View Single Post
Re: Speakers
(#2 (permalink))
Old
SysExJohn's Avatar
SysExJohn
Mentor
Yamaha MU1000 x 2, VL70m, SW1000-XG, Roland SC-8850, Yamaha PLG100/150 DX, AN, VL, PF, VH, AN1x, XGworks 3.07, Sonar 7 PE, Cubase LE, EMU 1616m PCI &
 
Status: Offline
Posts: 83
Threads: 10
Join Date: Sep 2010
Location: Betelgeuse
Default Re: Speakers - 28-04-2016, 05:46 PM

My own view on this is that studio monitors, designed for a very flat frequency response right up to inaudible highs, do not make very good speakers for PA. Studio monitors have to be cranked up to get much loudness from them at larger venues.

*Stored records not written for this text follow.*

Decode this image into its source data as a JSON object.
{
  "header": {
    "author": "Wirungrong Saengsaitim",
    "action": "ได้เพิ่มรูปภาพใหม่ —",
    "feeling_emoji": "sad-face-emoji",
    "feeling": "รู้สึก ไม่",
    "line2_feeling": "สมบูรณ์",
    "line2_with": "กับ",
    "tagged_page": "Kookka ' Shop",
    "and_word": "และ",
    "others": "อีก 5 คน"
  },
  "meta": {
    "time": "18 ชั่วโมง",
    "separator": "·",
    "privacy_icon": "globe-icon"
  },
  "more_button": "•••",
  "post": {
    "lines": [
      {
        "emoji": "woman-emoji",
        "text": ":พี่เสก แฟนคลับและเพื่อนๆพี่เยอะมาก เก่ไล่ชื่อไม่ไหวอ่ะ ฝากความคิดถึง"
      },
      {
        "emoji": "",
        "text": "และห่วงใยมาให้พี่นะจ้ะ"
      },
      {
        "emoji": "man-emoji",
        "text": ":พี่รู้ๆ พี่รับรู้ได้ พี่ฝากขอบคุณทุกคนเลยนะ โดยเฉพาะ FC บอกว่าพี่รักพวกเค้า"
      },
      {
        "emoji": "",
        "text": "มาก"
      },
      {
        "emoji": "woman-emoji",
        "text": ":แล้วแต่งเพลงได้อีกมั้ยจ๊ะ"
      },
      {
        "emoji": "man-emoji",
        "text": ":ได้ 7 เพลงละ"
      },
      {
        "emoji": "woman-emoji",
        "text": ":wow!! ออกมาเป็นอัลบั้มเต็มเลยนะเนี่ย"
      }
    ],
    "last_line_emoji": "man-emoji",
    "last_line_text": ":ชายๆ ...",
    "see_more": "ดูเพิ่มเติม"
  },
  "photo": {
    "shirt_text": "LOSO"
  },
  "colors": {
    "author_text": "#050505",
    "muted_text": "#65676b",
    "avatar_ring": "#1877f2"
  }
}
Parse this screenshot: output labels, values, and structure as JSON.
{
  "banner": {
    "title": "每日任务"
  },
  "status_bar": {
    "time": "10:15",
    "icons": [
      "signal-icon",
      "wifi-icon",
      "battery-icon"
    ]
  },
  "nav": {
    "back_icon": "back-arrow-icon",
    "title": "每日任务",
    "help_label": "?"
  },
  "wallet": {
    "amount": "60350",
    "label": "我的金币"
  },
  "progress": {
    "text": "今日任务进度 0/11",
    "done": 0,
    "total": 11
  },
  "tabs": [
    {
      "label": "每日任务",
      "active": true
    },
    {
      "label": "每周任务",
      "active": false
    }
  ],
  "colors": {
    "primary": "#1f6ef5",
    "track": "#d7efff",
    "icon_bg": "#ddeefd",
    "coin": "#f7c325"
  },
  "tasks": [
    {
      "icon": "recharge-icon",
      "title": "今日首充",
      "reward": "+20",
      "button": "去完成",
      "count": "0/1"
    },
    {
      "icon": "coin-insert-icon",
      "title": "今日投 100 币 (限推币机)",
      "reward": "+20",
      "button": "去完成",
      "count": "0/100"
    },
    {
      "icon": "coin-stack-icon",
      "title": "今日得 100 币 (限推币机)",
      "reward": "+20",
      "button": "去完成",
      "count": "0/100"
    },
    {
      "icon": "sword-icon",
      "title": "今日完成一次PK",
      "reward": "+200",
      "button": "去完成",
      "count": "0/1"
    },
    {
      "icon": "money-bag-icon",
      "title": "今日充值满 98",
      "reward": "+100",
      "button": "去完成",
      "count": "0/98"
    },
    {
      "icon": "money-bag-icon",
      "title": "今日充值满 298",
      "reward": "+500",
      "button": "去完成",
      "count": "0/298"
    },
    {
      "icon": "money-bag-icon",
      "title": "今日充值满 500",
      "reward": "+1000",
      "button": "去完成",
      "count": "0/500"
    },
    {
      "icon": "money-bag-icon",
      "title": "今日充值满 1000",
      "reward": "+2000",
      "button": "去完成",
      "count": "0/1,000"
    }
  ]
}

If your current ones are rated at 150w then look for double the power to get a noticeable increase in volume. Each doubling will give you an extra 3dB of loudness, other things being equal. Keep the monitors for the studio (home).

PA speakers are designed to create a lot of volume (high efficiency), but aren't as accurate in terms of frequency response, that's why most bands have a third octave graphic equaliser to flatten the response within the hall. PA speakers usually only go to about 15 or 18 kHz. But that high all there is is the hiss off cymbals. If it is there, it will all be absorbed by the audience anyway.

You may not believe it but Behringer speakers aren't that bad. I've a pair of B210D (with a ten inch bass driver) that are just fine for most venues.
For a little more 'oomph' I'd have a listen to the B212D rated at 550 watts.
The 12 inch bass unit may give you all the low end you need, but if not add a B1200 pro and you should be able to 'rock the joint!' If you can stretch the budget a bit more go for the B215D. They're all available on Amazon.

You should find in the average small hall that they'll go to insanely loud levels. Painfully loud!

I keep the PA stuff locked away in the garage and use small monitors for home use.


Writer of MIDI tutorials at
MIDI tutorials - Home
Reply With Quote